The Western Native Trout Initiative (WNTI) is awarding more than $200,000 in grant funding for eight projects that benefit native trout species across the western United States. The community-based projects are funded through the National Fish Habitat Action Plan and the U.S. Fish and Wildlife Service. The projects were selected because of their emphasis on collaborative action to address some of the biggest challenges facing the restoration and recovery of western native trout.
“The main objective of the Western Native Trout Initiative is to leverage and catalyze strategic, local efforts that stabilize, recover and improve populations of western native trout,” said WNTI Coordinator Therese Thompson. “In addition to the grant funding we’re providing through the National Fish Habitat Partnership, local partners have secured additional matching funds totaling $2.186 million dollars for these projects.”
The following native trout habitat projects in New Mexico and Colorado have been approved for funding by WNTI for 2019:
NEW MEXICO: Santa Clara Creek – Headwaters Restoration
The project objective is to maximize ecosystem potential for sustaining a prime, cold-water native trout fishery that is resilient to variable flow rates from drought and flood events. This project restores habitat to benefit Rio Grande Cutthroat Trout on the Santa Clara Pueblo tribal lands, impacted by the catastrophic Las Conchas wildfire in 2011. The lead partner is the Santa Clara Pueblo Department of Forestry.
This project will reclaim high quality stream and lake habitat to provide a resilient watershed for the reintroduction of native Rio Grande Cutthroat Trout within its historic range within Great Sand Dunes National Park. Completion of the project will add 12 miles and two lakes of habitat for Rio Grande Cutthroat Trout. The lead partner is the National Park Service.
WNTI is an initiative of the Western Association of Fish and Wildlife Agencies that seeks to cooperatively restore and recover 21 western native trout and char species across their historic range.
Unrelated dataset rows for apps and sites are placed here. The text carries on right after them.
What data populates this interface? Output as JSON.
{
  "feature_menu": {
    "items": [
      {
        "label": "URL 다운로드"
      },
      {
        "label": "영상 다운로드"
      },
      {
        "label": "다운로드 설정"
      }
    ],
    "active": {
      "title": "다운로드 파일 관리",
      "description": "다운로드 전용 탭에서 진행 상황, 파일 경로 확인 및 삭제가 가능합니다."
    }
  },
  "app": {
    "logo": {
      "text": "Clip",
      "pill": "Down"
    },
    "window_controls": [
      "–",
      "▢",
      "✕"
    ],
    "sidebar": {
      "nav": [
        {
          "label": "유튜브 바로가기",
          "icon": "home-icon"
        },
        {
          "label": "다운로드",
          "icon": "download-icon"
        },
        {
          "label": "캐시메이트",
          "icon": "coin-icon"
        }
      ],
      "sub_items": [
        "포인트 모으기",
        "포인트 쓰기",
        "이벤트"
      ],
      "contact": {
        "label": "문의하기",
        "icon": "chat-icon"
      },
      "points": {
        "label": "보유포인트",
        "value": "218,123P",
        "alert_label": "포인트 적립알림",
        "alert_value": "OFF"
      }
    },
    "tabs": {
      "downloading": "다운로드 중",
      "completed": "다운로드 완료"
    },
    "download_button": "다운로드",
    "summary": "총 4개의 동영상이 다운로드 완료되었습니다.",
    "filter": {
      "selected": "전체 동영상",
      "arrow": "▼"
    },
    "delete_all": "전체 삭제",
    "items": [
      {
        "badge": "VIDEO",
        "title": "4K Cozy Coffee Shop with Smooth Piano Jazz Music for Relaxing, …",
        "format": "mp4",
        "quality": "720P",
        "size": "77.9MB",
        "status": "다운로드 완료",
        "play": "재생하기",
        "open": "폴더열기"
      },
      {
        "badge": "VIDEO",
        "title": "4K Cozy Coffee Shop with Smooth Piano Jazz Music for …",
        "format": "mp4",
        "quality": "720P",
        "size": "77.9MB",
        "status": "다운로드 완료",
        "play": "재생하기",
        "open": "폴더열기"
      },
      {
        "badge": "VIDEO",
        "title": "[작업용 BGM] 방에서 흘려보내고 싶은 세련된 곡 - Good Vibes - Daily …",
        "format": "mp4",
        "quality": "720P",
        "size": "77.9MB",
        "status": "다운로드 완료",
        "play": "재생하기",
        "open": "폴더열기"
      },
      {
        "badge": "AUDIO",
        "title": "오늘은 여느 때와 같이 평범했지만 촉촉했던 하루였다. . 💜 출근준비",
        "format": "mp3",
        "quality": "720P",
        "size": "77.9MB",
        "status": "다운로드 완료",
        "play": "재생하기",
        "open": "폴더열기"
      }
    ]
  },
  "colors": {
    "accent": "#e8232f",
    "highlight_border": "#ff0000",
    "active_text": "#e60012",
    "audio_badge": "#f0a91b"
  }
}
Since its inception in 2006, WNTI has directed $35 million in federal, public and private funds to support 147 priority native trout conservation projects. WNTI and partners have removed 96 barriers to fish passage, reconnected or improved 1,199 miles of native trout habitat and put in place 35 protective fish barriers to conserve important native trout populations.
For more information about these projects, visit https://westernnativetrout.org/2019-funded-projects/